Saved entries
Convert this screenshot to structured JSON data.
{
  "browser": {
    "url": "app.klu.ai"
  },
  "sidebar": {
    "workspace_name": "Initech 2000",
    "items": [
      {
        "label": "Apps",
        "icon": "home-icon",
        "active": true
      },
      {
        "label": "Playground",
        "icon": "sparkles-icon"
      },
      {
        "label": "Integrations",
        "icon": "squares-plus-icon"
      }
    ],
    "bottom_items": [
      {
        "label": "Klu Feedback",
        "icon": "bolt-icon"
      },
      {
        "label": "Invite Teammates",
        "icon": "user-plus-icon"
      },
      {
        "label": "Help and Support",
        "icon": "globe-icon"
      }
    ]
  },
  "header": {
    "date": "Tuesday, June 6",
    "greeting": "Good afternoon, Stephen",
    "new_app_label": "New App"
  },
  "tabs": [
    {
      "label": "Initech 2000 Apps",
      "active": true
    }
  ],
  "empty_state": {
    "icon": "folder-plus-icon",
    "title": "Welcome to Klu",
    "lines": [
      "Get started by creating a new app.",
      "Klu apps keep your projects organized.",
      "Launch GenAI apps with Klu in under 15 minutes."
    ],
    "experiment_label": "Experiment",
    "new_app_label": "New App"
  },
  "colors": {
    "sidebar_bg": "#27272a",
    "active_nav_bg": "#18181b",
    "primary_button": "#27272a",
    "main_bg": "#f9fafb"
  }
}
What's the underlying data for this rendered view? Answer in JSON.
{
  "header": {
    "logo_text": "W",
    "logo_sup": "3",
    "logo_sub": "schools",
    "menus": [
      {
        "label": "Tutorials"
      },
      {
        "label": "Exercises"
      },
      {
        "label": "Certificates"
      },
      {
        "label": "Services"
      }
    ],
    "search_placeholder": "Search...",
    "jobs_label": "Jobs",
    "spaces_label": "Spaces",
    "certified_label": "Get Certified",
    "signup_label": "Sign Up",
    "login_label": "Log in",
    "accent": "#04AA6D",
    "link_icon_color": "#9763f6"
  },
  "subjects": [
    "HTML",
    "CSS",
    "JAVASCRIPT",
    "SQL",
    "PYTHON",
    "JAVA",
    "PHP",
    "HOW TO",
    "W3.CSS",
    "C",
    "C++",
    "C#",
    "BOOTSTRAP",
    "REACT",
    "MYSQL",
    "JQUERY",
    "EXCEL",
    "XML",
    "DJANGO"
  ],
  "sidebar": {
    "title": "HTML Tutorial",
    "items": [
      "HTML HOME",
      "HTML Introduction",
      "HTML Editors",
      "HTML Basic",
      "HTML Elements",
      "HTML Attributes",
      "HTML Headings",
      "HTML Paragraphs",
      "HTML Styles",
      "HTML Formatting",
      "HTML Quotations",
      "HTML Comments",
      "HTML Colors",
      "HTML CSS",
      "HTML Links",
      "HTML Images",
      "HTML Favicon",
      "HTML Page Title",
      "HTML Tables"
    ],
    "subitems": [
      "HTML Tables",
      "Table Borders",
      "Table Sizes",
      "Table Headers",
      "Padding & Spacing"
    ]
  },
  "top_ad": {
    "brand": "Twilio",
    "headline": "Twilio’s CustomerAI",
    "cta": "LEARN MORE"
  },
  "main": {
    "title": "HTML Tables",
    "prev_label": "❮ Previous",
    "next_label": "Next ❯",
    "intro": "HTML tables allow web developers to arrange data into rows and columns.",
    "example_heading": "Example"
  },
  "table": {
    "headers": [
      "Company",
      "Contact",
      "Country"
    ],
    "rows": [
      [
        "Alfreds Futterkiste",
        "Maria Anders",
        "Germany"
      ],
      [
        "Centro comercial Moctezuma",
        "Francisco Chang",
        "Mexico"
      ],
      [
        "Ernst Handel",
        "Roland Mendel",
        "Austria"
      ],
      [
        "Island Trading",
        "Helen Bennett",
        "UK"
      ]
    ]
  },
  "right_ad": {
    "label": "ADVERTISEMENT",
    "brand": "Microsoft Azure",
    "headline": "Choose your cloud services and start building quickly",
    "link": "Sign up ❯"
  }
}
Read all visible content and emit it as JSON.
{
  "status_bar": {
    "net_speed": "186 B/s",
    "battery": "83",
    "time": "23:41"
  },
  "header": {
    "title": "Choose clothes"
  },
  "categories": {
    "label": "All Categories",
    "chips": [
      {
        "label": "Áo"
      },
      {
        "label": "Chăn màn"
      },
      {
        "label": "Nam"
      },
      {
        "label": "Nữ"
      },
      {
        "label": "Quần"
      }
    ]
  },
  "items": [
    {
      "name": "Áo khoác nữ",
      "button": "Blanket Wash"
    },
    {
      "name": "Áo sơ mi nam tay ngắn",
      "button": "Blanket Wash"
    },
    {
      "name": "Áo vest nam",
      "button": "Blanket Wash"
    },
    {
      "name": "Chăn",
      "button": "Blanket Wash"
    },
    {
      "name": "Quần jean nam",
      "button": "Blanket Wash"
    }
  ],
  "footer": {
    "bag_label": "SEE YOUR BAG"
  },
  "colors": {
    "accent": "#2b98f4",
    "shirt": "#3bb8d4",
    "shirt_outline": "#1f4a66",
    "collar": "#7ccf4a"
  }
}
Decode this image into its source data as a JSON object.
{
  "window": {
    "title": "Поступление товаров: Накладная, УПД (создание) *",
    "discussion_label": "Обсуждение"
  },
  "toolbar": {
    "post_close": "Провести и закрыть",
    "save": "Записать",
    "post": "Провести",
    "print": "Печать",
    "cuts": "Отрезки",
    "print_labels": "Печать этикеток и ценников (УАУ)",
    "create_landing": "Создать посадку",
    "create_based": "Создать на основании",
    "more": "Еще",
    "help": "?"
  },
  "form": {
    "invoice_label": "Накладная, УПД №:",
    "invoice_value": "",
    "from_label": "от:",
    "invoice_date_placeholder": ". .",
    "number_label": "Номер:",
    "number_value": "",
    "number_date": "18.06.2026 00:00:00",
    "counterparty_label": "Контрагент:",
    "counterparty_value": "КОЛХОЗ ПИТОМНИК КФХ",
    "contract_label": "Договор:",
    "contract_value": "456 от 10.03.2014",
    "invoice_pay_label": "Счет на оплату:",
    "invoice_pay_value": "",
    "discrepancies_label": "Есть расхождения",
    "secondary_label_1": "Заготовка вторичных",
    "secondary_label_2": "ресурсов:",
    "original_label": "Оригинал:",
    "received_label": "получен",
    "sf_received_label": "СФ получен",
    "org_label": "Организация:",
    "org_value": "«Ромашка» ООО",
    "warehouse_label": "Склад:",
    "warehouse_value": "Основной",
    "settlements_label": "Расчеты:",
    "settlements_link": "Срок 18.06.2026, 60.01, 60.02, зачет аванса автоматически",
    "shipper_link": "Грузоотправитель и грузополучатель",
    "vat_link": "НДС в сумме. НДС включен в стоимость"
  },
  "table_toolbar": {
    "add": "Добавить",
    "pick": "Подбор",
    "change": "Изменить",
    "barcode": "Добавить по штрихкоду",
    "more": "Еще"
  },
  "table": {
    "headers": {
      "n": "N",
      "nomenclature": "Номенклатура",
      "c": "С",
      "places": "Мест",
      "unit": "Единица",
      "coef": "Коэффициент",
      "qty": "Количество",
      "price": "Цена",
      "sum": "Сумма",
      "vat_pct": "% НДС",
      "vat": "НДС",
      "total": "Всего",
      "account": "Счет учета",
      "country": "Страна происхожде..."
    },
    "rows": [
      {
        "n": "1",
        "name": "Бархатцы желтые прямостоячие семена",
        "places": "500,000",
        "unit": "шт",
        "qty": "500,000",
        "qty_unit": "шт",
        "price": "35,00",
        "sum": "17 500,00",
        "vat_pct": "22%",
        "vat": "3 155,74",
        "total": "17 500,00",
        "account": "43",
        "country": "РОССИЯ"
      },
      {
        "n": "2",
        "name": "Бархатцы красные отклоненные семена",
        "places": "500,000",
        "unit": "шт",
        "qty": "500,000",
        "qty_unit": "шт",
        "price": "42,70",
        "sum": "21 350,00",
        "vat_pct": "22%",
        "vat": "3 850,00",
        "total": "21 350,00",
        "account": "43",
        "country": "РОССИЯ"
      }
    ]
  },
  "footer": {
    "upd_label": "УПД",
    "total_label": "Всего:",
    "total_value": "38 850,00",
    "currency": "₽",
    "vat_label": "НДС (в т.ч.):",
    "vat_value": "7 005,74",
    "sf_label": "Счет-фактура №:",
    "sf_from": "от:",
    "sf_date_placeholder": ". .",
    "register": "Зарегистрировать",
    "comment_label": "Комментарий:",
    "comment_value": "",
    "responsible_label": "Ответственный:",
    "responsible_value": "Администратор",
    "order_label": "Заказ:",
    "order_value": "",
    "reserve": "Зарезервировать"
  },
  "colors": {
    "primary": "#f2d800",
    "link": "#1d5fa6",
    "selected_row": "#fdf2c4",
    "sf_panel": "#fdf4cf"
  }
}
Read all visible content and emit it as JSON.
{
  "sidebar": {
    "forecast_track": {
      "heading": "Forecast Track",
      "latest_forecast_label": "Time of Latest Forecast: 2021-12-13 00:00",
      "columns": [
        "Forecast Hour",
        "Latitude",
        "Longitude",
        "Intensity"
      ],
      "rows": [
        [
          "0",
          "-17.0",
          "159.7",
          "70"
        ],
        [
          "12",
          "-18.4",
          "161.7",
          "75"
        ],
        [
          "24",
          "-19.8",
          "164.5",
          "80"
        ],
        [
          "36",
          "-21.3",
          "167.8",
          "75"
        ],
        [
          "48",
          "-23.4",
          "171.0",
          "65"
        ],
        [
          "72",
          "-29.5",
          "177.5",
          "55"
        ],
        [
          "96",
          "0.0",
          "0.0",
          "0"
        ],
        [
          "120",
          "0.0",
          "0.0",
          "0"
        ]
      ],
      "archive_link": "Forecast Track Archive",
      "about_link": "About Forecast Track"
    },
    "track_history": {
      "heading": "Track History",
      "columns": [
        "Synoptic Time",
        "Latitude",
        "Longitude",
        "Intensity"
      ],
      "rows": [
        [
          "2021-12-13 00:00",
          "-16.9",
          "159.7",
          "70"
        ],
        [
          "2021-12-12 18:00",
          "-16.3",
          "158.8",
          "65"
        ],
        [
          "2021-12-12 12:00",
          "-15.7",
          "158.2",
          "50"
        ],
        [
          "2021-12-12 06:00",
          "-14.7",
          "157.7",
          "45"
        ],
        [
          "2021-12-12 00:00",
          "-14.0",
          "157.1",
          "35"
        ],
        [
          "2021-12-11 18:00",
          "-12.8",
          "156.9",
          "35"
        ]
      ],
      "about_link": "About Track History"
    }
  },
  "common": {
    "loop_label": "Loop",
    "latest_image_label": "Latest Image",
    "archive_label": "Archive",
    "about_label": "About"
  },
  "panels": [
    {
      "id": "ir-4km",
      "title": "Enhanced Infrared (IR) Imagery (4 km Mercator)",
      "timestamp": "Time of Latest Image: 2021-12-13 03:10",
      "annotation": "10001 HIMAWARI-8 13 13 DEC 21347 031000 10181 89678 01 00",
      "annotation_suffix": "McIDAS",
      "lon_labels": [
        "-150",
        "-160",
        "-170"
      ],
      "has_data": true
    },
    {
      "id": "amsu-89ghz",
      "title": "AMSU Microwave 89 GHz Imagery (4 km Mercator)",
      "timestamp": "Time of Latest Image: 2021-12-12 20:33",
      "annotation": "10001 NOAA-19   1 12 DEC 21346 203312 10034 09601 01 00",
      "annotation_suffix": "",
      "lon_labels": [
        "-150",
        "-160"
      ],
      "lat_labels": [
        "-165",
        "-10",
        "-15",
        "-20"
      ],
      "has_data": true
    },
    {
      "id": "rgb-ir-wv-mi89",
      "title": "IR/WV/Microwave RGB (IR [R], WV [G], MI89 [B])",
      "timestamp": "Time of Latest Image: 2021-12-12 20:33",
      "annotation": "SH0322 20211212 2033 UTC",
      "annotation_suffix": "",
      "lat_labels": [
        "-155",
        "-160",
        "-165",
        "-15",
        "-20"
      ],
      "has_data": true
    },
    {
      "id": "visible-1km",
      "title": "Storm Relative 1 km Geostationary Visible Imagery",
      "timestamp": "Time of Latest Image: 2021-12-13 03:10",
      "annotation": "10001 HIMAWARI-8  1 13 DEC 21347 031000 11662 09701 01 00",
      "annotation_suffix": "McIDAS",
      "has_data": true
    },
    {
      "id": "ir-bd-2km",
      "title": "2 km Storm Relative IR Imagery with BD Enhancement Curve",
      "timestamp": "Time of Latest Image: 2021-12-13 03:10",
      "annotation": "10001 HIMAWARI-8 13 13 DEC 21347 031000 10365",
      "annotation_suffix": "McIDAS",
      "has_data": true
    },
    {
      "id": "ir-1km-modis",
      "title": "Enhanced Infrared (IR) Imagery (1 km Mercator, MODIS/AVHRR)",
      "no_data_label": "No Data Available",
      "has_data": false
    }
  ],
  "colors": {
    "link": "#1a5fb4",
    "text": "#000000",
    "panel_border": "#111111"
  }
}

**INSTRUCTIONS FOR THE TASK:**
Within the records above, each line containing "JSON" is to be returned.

**WORKED SOLUTION:**
Convert this screenshot to structured JSON data.
What's the underlying data for this rendered view? Answer in JSON.
Read all visible content and emit it as JSON.
Decode this image into its source data as a JSON object.
Read all visible content and emit it as JSON.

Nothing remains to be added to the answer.